The Biblical story says that Moses parted the Red Sea so he could lead his people to safety. In a Mohonasen middle school yesterday, a crowd of teachers formed its own Red Sea in striking red attire to support a Day of Action, and they parted with plans to keep on being active to protect public schools.
“These are really important times for public education,” said eighth-grade English teacher Danielle Grainer. She joined others to push back against the push to privatize more public schools.
“We will shield against the extortion of public schools,” wrote Brenda Stahl, science and math teacher, on a poster “shield.” The declarative shields were used in schools across the state for yesterday’s campaign to reclaim our schools, supported by NYSUT, the American Federation of Teachers, Alliance to Reclaim Our Schools, local unions and community groups.
“Education is about students, not profit,” Stahl said as she walked to join her fellow educators and members of the Mohonasen Teachers Association in a solidarity gathering in the lobby. “Our union is pretty involved. They asked us to stand behind our convictions.”
“I’m here in support of the union, the school and my colleagues,” added Jennifer Fritz-Walbroehl, family and consumer science teacher, as she hustled down the hall just after the dismissal bell rang and students flooded the exit doors.
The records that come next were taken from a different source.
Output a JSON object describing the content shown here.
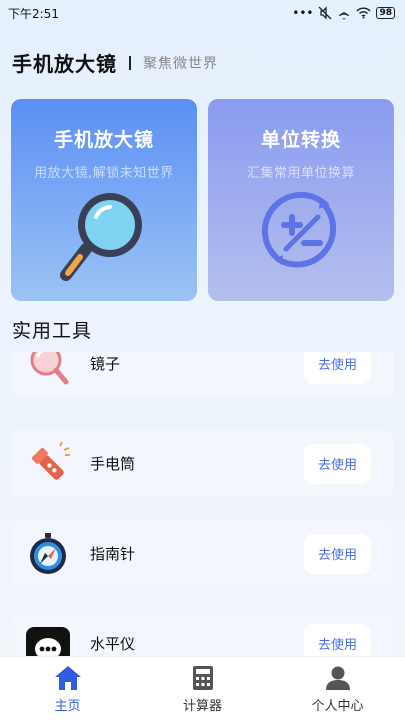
{
  "status_bar": {
    "time": "下午2:51",
    "battery": "98"
  },
  "header": {
    "title": "手机放大镜",
    "subtitle": "聚焦微世界"
  },
  "feature_cards": [
    {
      "title": "手机放大镜",
      "desc": "用放大镜,解锁未知世界",
      "icon": "magnifier-icon"
    },
    {
      "title": "单位转换",
      "desc": "汇集常用单位换算",
      "icon": "unit-convert-icon"
    }
  ],
  "section": {
    "title": "实用工具"
  },
  "tools": [
    {
      "name": "镜子",
      "button": "去使用",
      "icon": "mirror-icon"
    },
    {
      "name": "手电筒",
      "button": "去使用",
      "icon": "flashlight-icon"
    },
    {
      "name": "指南针",
      "button": "去使用",
      "icon": "compass-icon"
    },
    {
      "name": "水平仪",
      "button": "去使用",
      "icon": "level-icon"
    }
  ],
  "bottom_nav": [
    {
      "label": "主页",
      "icon": "home-icon",
      "active": true
    },
    {
      "label": "计算器",
      "icon": "calculator-icon",
      "active": false
    },
    {
      "label": "个人中心",
      "icon": "person-icon",
      "active": false
    }
  ],
  "colors": {
    "accent": "#2f5fe0",
    "button_text": "#4a6ee0",
    "card_blue": "#5b8ff5",
    "card_purple": "#8a9bf0"
  }
}
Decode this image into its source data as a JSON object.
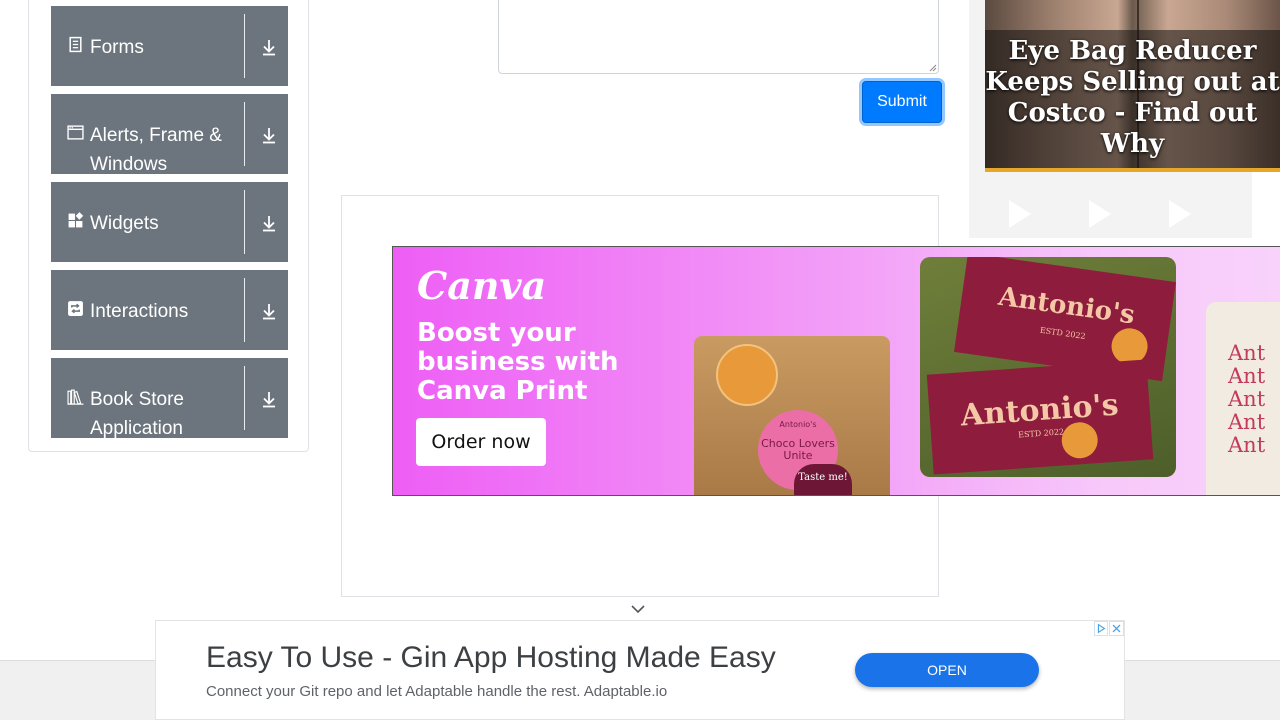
{
  "sidebar": {
    "groups": [
      {
        "label": "Forms",
        "icon": "document-icon"
      },
      {
        "label": "Alerts, Frame & Windows",
        "icon": "window-icon"
      },
      {
        "label": "Widgets",
        "icon": "widgets-icon"
      },
      {
        "label": "Interactions",
        "icon": "interactions-icon"
      },
      {
        "label": "Book Store Application",
        "icon": "book-icon"
      }
    ]
  },
  "form": {
    "submit_label": "Submit"
  },
  "right_ad": {
    "headline": "Eye Bag Reducer Keeps Selling out at Costco - Find out Why"
  },
  "canva_ad": {
    "logo": "Canva",
    "headline": "Boost your business with Canva Print",
    "cta": "Order now",
    "sticker_brand": "Antonio's",
    "sticker_text": "Choco Lovers Unite",
    "tag_text": "Taste me!",
    "card_brand": "Antonio's",
    "card_estd": "ESTD 2022",
    "tote_text": "Ant\nAnt\nAnt\nAnt\nAnt"
  },
  "bottom_ad": {
    "title": "Easy To Use - Gin App Hosting Made Easy",
    "subtitle": "Connect your Git repo and let Adaptable handle the rest. Adaptable.io",
    "open_label": "OPEN"
  },
  "colors": {
    "sidebar_group_bg": "#6c757d",
    "submit_bg": "#007bff",
    "open_button_bg": "#1a73e8",
    "canva_pink": "#ee5ef5"
  }
}
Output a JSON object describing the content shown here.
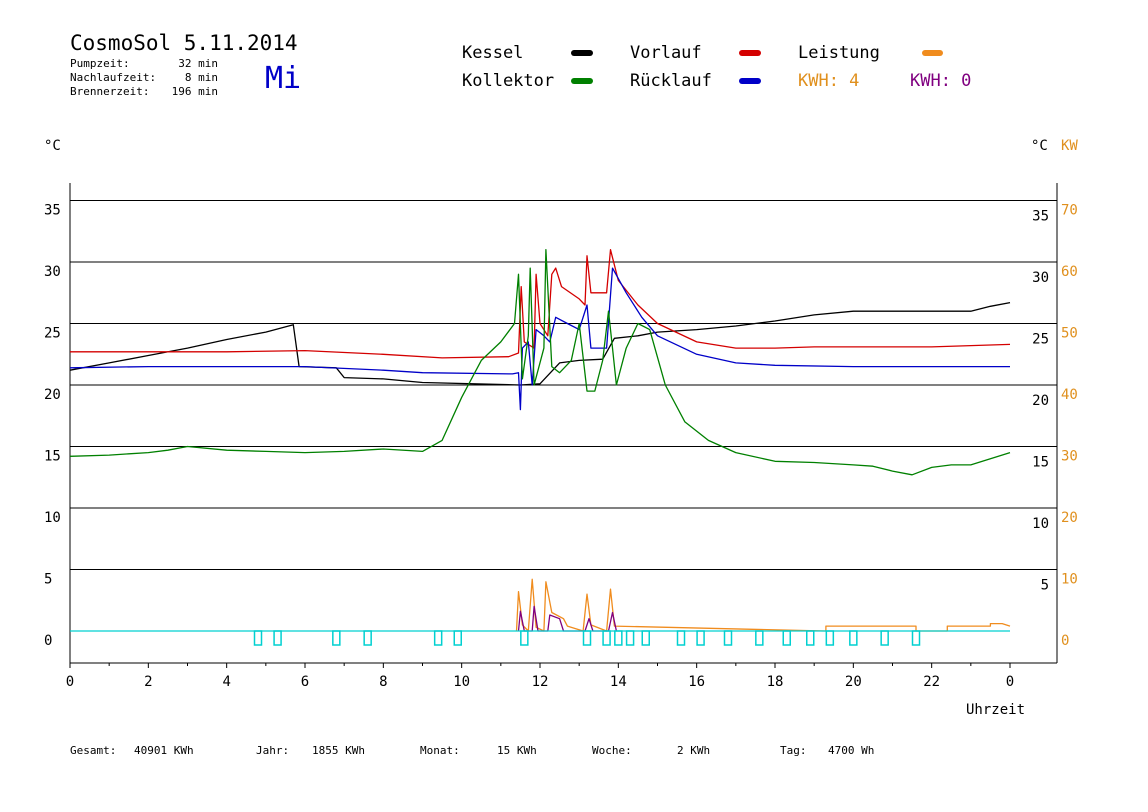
{
  "header": {
    "title": "CosmoSol 5.11.2014",
    "day": "Mi",
    "stats": [
      {
        "label": "Pumpzeit:",
        "value": "32 min"
      },
      {
        "label": "Nachlaufzeit:",
        "value": "8 min"
      },
      {
        "label": "Brennerzeit:",
        "value": "196 min"
      }
    ]
  },
  "legend": {
    "kessel": "Kessel",
    "kollektor": "Kollektor",
    "vorlauf": "Vorlauf",
    "ruecklauf": "Rücklauf",
    "leistung": "Leistung",
    "kwh1": "KWH: 4",
    "kwh2": "KWH: 0"
  },
  "axes": {
    "left_unit": "°C",
    "right_unit": "°C",
    "right_unit2": "KW",
    "xlabel": "Uhrzeit"
  },
  "footer": {
    "gesamt_label": "Gesamt:",
    "gesamt_value": "40901 KWh",
    "jahr_label": "Jahr:",
    "jahr_value": "1855 KWh",
    "monat_label": "Monat:",
    "monat_value": "15 KWh",
    "woche_label": "Woche:",
    "woche_value": "2 KWh",
    "tag_label": "Tag:",
    "tag_value": "4700 Wh"
  },
  "colors": {
    "kessel": "#000000",
    "kollektor": "#008000",
    "vorlauf": "#d40000",
    "ruecklauf": "#0000c8",
    "leistung": "#f08c1e",
    "kwh2": "#800080",
    "pump": "#00d0d0",
    "kwaxis": "#e0901e"
  },
  "chart_data": {
    "type": "line",
    "xlabel": "Uhrzeit",
    "x_ticks": [
      "0",
      "2",
      "4",
      "6",
      "8",
      "10",
      "12",
      "14",
      "16",
      "18",
      "20",
      "22",
      "0"
    ],
    "x_range": [
      0,
      24
    ],
    "y_left_ticks": [
      0,
      5,
      10,
      15,
      20,
      25,
      30,
      35
    ],
    "y_right_ticks": [
      5,
      10,
      15,
      20,
      25,
      30,
      35
    ],
    "y_kw_ticks": [
      0,
      10,
      20,
      30,
      40,
      50,
      60,
      70
    ],
    "ylim": [
      -2.5,
      38
    ],
    "grid": true,
    "series": [
      {
        "name": "Kessel",
        "key": "kessel",
        "points": [
          [
            0,
            21.2
          ],
          [
            1,
            21.8
          ],
          [
            2,
            22.4
          ],
          [
            3,
            23.0
          ],
          [
            4,
            23.7
          ],
          [
            5,
            24.3
          ],
          [
            5.7,
            24.9
          ],
          [
            5.85,
            21.5
          ],
          [
            6.8,
            21.4
          ],
          [
            7.0,
            20.6
          ],
          [
            8,
            20.5
          ],
          [
            9,
            20.2
          ],
          [
            11.5,
            20.0
          ],
          [
            12.0,
            20.1
          ],
          [
            12.5,
            21.8
          ],
          [
            13.0,
            22.0
          ],
          [
            13.6,
            22.1
          ],
          [
            13.9,
            23.8
          ],
          [
            14.5,
            24.0
          ],
          [
            15,
            24.3
          ],
          [
            16,
            24.5
          ],
          [
            17,
            24.8
          ],
          [
            18,
            25.2
          ],
          [
            19,
            25.7
          ],
          [
            20,
            26.0
          ],
          [
            21,
            26.0
          ],
          [
            22,
            26.0
          ],
          [
            23,
            26.0
          ],
          [
            23.5,
            26.4
          ],
          [
            24,
            26.7
          ]
        ]
      },
      {
        "name": "Vorlauf",
        "key": "vorlauf",
        "points": [
          [
            0,
            22.7
          ],
          [
            2,
            22.7
          ],
          [
            4,
            22.7
          ],
          [
            6,
            22.8
          ],
          [
            8,
            22.5
          ],
          [
            9.5,
            22.2
          ],
          [
            11.2,
            22.3
          ],
          [
            11.45,
            22.6
          ],
          [
            11.52,
            28.0
          ],
          [
            11.6,
            23.5
          ],
          [
            11.85,
            23.0
          ],
          [
            11.9,
            29.0
          ],
          [
            12.0,
            25.0
          ],
          [
            12.2,
            24.0
          ],
          [
            12.3,
            29.0
          ],
          [
            12.4,
            29.5
          ],
          [
            12.55,
            28.0
          ],
          [
            13.0,
            27.0
          ],
          [
            13.15,
            26.5
          ],
          [
            13.2,
            30.5
          ],
          [
            13.3,
            27.5
          ],
          [
            13.7,
            27.5
          ],
          [
            13.8,
            31.0
          ],
          [
            14.0,
            28.5
          ],
          [
            14.5,
            26.5
          ],
          [
            15,
            25.0
          ],
          [
            16,
            23.5
          ],
          [
            17,
            23.0
          ],
          [
            18,
            23.0
          ],
          [
            19,
            23.1
          ],
          [
            20,
            23.1
          ],
          [
            21,
            23.1
          ],
          [
            22,
            23.1
          ],
          [
            23,
            23.2
          ],
          [
            24,
            23.3
          ]
        ]
      },
      {
        "name": "Rücklauf",
        "key": "ruecklauf",
        "points": [
          [
            0,
            21.4
          ],
          [
            2,
            21.5
          ],
          [
            4,
            21.5
          ],
          [
            6,
            21.5
          ],
          [
            8,
            21.2
          ],
          [
            9,
            21.0
          ],
          [
            11.3,
            20.9
          ],
          [
            11.45,
            21.0
          ],
          [
            11.5,
            18.0
          ],
          [
            11.55,
            23.0
          ],
          [
            11.7,
            23.5
          ],
          [
            11.8,
            20.0
          ],
          [
            11.9,
            24.5
          ],
          [
            12.1,
            24.0
          ],
          [
            12.25,
            23.5
          ],
          [
            12.4,
            25.5
          ],
          [
            12.7,
            25.0
          ],
          [
            13.0,
            24.5
          ],
          [
            13.2,
            26.5
          ],
          [
            13.3,
            23.0
          ],
          [
            13.7,
            23.0
          ],
          [
            13.85,
            29.5
          ],
          [
            14.2,
            27.5
          ],
          [
            14.6,
            25.5
          ],
          [
            15,
            24.0
          ],
          [
            16,
            22.5
          ],
          [
            17,
            21.8
          ],
          [
            18,
            21.6
          ],
          [
            20,
            21.5
          ],
          [
            22,
            21.5
          ],
          [
            24,
            21.5
          ]
        ]
      },
      {
        "name": "Kollektor",
        "key": "kollektor",
        "points": [
          [
            0,
            14.2
          ],
          [
            1,
            14.3
          ],
          [
            2,
            14.5
          ],
          [
            2.5,
            14.7
          ],
          [
            3,
            15.0
          ],
          [
            4,
            14.7
          ],
          [
            5,
            14.6
          ],
          [
            6,
            14.5
          ],
          [
            7,
            14.6
          ],
          [
            8,
            14.8
          ],
          [
            9,
            14.6
          ],
          [
            9.5,
            15.5
          ],
          [
            10,
            19.0
          ],
          [
            10.5,
            22.0
          ],
          [
            11.0,
            23.5
          ],
          [
            11.35,
            25.0
          ],
          [
            11.45,
            29.0
          ],
          [
            11.55,
            20.5
          ],
          [
            11.7,
            24.0
          ],
          [
            11.75,
            29.5
          ],
          [
            11.85,
            20.0
          ],
          [
            12.1,
            23.0
          ],
          [
            12.15,
            31.0
          ],
          [
            12.3,
            21.5
          ],
          [
            12.5,
            21.0
          ],
          [
            12.8,
            22.0
          ],
          [
            13.0,
            25.0
          ],
          [
            13.2,
            19.5
          ],
          [
            13.4,
            19.5
          ],
          [
            13.6,
            22.0
          ],
          [
            13.75,
            26.0
          ],
          [
            13.85,
            23.0
          ],
          [
            13.95,
            20.0
          ],
          [
            14.2,
            23.0
          ],
          [
            14.5,
            25.0
          ],
          [
            14.8,
            24.5
          ],
          [
            15.2,
            20.0
          ],
          [
            15.7,
            17.0
          ],
          [
            16.3,
            15.5
          ],
          [
            17,
            14.5
          ],
          [
            18,
            13.8
          ],
          [
            19,
            13.7
          ],
          [
            20,
            13.5
          ],
          [
            20.5,
            13.4
          ],
          [
            21,
            13.0
          ],
          [
            21.5,
            12.7
          ],
          [
            22,
            13.3
          ],
          [
            22.5,
            13.5
          ],
          [
            23,
            13.5
          ],
          [
            23.5,
            14.0
          ],
          [
            24,
            14.5
          ]
        ]
      },
      {
        "name": "Leistung",
        "key": "leistung",
        "points": [
          [
            11.4,
            0
          ],
          [
            11.45,
            3.2
          ],
          [
            11.55,
            0.5
          ],
          [
            11.7,
            0
          ],
          [
            11.8,
            4.2
          ],
          [
            11.9,
            0.3
          ],
          [
            12.1,
            0
          ],
          [
            12.15,
            4.0
          ],
          [
            12.3,
            1.5
          ],
          [
            12.6,
            1.0
          ],
          [
            12.7,
            0.4
          ],
          [
            13.1,
            0
          ],
          [
            13.2,
            3.0
          ],
          [
            13.3,
            0.5
          ],
          [
            13.7,
            0
          ],
          [
            13.8,
            3.4
          ],
          [
            13.9,
            0.4
          ],
          [
            19.3,
            0
          ],
          [
            19.3,
            0.4
          ],
          [
            20.8,
            0.4
          ],
          [
            21.6,
            0.4
          ],
          [
            21.6,
            0
          ],
          [
            22.4,
            0
          ],
          [
            22.4,
            0.4
          ],
          [
            23.5,
            0.4
          ],
          [
            23.5,
            0.6
          ],
          [
            23.8,
            0.6
          ],
          [
            24,
            0.4
          ]
        ]
      },
      {
        "name": "KWH",
        "key": "kwh2",
        "points": [
          [
            11.45,
            0
          ],
          [
            11.5,
            1.6
          ],
          [
            11.6,
            0
          ],
          [
            11.8,
            0
          ],
          [
            11.85,
            2.0
          ],
          [
            11.95,
            0
          ],
          [
            12.2,
            0
          ],
          [
            12.25,
            1.3
          ],
          [
            12.5,
            1.0
          ],
          [
            12.6,
            0
          ],
          [
            13.15,
            0
          ],
          [
            13.25,
            1.0
          ],
          [
            13.35,
            0
          ],
          [
            13.75,
            0
          ],
          [
            13.85,
            1.5
          ],
          [
            13.95,
            0
          ]
        ]
      }
    ],
    "pump_markers": [
      4.8,
      5.3,
      6.8,
      7.6,
      9.4,
      9.9,
      11.6,
      13.2,
      13.7,
      14.0,
      14.3,
      14.7,
      15.6,
      16.1,
      16.8,
      17.6,
      18.3,
      18.9,
      19.4,
      20.0,
      20.8,
      21.6
    ]
  }
}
MTA President Maria Pacheco introduced NYSUT President Karen E. Magee, who kept the red theme all the way to her toes with bright red shoes.
“We always knew schools were a safe place for our kids, but the world has changed,” said Magee. “We all need to be together as one voice to beat back attempts to privatize, to segregate.”
Secretary of Education nominee Betsy DeVos has a poor track public ed record. She’s a supporter of privatizing schools and creating for-profit charter schools in Michigan; they rank extremely low.
“She’s not about accountability, she’s about profits,” Magee said. Creating charter schools siphons money off of public schools.
When corporations pluck schools for profit, it endangers access for all children, including those with special needs; funding for public schools; and accountability.
“Public education is the great equalizer,” Magee said. “It is what preserves democracy.”
As a classroom teacher for nearly 30 years, Magee encouraged the circle of teachers that surrounded her to keep their spirits up and “keep in mind those ‘A-ha’ moments,” and “the families whose lives you touch.”
The work of educators, she said, is what ensures that every day school is a safe, welcoming place. Magee urged the group to stay “loud and proud,” and to “raise the tide for all boats.”
Social studies teacher Mark Dicocco, political action chair for the MTA, said it is important to get the message out to the public and to “put pressure on politicians to advocate for change.”
Thursday’s actions in the two-story brick building, which houses 660 students, were an extension of the duties of teaching that these educators carry with them day and night.
As physical education and health teacher Doug Hallberg told his students before the dismissal bell rang: “We can’t always choose what happens to us, but we can choose how to respond.”